## Description of the task
Give back each line of the listing precisely as written.

## Extracted material
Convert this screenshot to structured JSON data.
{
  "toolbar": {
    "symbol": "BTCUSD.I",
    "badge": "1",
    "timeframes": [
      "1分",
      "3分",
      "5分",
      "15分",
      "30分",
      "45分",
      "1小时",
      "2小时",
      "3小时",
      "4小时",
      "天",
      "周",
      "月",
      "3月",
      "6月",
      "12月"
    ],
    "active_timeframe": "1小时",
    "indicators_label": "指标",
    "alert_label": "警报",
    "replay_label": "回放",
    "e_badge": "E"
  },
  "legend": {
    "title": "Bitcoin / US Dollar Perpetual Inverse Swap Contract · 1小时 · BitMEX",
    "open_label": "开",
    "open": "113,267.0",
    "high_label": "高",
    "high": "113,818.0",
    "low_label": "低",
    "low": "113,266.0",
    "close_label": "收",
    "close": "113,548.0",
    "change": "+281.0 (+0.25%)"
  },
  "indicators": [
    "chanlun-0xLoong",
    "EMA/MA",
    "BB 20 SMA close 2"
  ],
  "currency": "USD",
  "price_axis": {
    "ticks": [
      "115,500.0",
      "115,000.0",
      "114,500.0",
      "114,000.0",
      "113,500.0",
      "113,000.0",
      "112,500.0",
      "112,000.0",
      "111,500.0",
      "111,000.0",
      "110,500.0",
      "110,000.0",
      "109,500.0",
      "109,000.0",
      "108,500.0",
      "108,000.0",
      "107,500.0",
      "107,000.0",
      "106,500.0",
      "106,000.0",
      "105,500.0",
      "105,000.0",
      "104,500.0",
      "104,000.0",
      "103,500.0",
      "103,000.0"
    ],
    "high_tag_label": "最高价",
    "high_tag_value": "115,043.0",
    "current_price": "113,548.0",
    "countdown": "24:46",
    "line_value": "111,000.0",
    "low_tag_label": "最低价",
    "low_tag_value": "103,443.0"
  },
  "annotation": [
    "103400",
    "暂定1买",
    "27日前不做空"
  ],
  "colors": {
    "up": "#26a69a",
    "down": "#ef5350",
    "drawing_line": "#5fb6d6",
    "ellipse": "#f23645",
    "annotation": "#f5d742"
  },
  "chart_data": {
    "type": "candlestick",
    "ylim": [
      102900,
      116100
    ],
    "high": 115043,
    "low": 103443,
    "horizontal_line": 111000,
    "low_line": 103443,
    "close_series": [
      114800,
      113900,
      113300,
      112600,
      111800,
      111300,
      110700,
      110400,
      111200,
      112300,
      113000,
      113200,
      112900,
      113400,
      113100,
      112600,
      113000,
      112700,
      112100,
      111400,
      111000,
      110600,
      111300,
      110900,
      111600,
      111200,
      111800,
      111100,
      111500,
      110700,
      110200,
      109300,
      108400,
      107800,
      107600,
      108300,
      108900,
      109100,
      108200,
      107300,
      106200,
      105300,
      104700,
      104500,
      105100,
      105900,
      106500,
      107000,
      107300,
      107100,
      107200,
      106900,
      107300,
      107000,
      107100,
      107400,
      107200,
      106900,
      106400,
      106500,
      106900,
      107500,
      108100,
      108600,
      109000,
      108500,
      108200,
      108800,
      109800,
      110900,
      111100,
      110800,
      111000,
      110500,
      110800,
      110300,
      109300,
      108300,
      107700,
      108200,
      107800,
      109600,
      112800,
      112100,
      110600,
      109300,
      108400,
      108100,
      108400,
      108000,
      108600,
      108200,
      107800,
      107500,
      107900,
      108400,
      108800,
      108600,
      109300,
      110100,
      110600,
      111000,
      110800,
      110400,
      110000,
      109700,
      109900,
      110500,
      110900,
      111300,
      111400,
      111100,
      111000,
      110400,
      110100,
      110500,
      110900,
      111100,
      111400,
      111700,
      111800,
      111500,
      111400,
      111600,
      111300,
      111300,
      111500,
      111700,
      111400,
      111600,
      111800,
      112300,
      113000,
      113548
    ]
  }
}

## Response
Convert this screenshot to structured JSON data.
{
  "toolbar": {
    "symbol": "BTCUSD.I",
    "badge": "1",
    "timeframes": [
      "1分",
      "3分",
      "5分",
      "15分",
      "30分",
      "45分",
      "1小时",
      "2小时",
      "3小时",
      "4小时",
      "天",
      "周",
      "月",
      "3月",
      "6月",
      "12月"
    ],
    "active_timeframe": "1小时",
    "indicators_label": "指标",
    "alert_label": "警报",
    "replay_label": "回放",
    "e_badge": "E"
  },
  "legend": {
    "title": "Bitcoin / US Dollar Perpetual Inverse Swap Contract · 1小时 · BitMEX",
    "open_label": "开",
    "open": "113,267.0",
    "high_label": "高",
    "high": "113,818.0",
    "low_label": "低",
    "low": "113,266.0",
    "close_label": "收",
    "close": "113,548.0",
    "change": "+281.0 (+0.25%)"
  },
  "indicators": [
    "chanlun-0xLoong",
    "EMA/MA",
    "BB 20 SMA close 2"
  ],
  "currency": "USD",
  "price_axis": {
    "ticks": [
      "115,500.0",
      "115,000.0",
      "114,500.0",
      "114,000.0",
      "113,500.0",
      "113,000.0",
      "112,500.0",
      "112,000.0",
      "111,500.0",
      "111,000.0",
      "110,500.0",
      "110,000.0",
      "109,500.0",
      "109,000.0",
      "108,500.0",
      "108,000.0",
      "107,500.0",
      "107,000.0",
      "106,500.0",
      "106,000.0",
      "105,500.0",
      "105,000.0",
      "104,500.0",
      "104,000.0",
      "103,500.0",
      "103,000.0"
    ],
    "high_tag_label": "最高价",
    "high_tag_value": "115,043.0",
    "current_price": "113,548.0",
    "countdown": "24:46",
    "line_value": "111,000.0",
    "low_tag_label": "最低价",
    "low_tag_value": "103,443.0"
  },
  "annotation": [
    "103400",
    "暂定1买",
    "27日前不做空"
  ],
  "colors": {
    "up": "#26a69a",
    "down": "#ef5350",
    "drawing_line": "#5fb6d6",
    "ellipse": "#f23645",
    "annotation": "#f5d742"
  },
  "chart_data": {
    "type": "candlestick",
    "ylim": [
      102900,
      116100
    ],
    "high": 115043,
    "low": 103443,
    "horizontal_line": 111000,
    "low_line": 103443,
    "close_series": [
      114800,
      113900,
      113300,
      112600,
      111800,
      111300,
      110700,
      110400,
      111200,
      112300,
      113000,
      113200,
      112900,
      113400,
      113100,
      112600,
      113000,
      112700,
      112100,
      111400,
      111000,
      110600,
      111300,
      110900,
      111600,
      111200,
      111800,
      111100,
      111500,
      110700,
      110200,
      109300,
      108400,
      107800,
      107600,
      108300,
      108900,
      109100,
      108200,
      107300,
      106200,
      105300,
      104700,
      104500,
      105100,
      105900,
      106500,
      107000,
      107300,
      107100,
      107200,
      106900,
      107300,
      107000,
      107100,
      107400,
      107200,
      106900,
      106400,
      106500,
      106900,
      107500,
      108100,
      108600,
      109000,
      108500,
      108200,
      108800,
      109800,
      110900,
      111100,
      110800,
      111000,
      110500,
      110800,
      110300,
      109300,
      108300,
      107700,
      108200,
      107800,
      109600,
      112800,
      112100,
      110600,
      109300,
      108400,
      108100,
      108400,
      108000,
      108600,
      108200,
      107800,
      107500,
      107900,
      108400,
      108800,
      108600,
      109300,
      110100,
      110600,
      111000,
      110800,
      110400,
      110000,
      109700,
      109900,
      110500,
      110900,
      111300,
      111400,
      111100,
      111000,
      110400,
      110100,
      110500,
      110900,
      111100,
      111400,
      111700,
      111800,
      111500,
      111400,
      111600,
      111300,
      111300,
      111500,
      111700,
      111400,
      111600,
      111800,
      112300,
      113000,
      113548
    ]
  }
}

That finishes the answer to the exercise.